The museum will feature artifacts from far and wide to illustrate aspects of life and history, from the African slave trade to our own time.
It is scheduled to open in 2015 and will stand next to the Washington Monument. It will cost around $500 million, half covered by Congress and half by private donations, which are still being raised.
Some 25,000 items have already been acquired, among them, a Spirit of Tuskegee World War II biplane that was flown across country during a monthlong trip in August. The owner, a young Air Force captain, donated the plane, which had been used to train the Tuskegee Airmen in the 1940s.
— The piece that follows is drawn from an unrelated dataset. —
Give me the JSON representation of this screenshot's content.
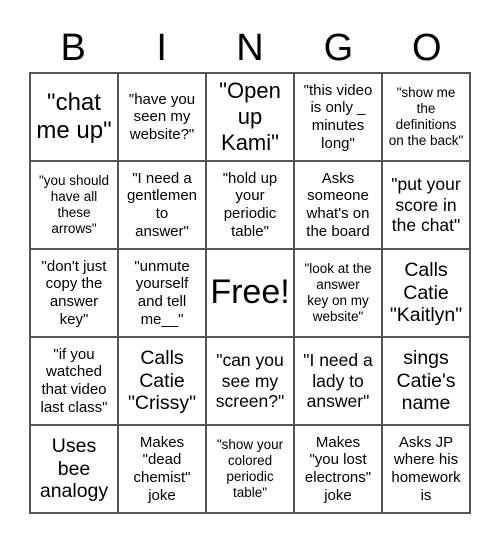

And the family of Emmett Till, the 14-year-old murdered in Mississippi in 1955, donated the casket in which he was buried. There are other artifacts from historic figures: Harriet Tubman's hymnbook, Rosa Parks' dress, Nat Turner's Bible. And many from popular culture: Chuck Berry's red Cadillac, Michael Jackson's fedora and Louis Armstrong's trumpet.
"I have said I am not interested in creating an African-American museum for African-Americans. What I'm interested in is taking this culture and using it as another lens to understand what it means to be an American," - Lonnie Bunch, director, National Museum of African-American History and Culture.
1. What is an artifact?
2. What is a museum?
3. Do you think it's important to display artifacts in a museum for all to see? Why or why not?
4. What is the National Mall and where is it located?
I. In the story, the museum's founding directors said, "I have said I am not interested in creating an African-American museum for African-Americans. What I'm interested in is taking this culture and using it as another lens to understand what it means to be an American."
What do you think she means by this? Explain.
2. Would you be interested in visiting this museum? Why or why not?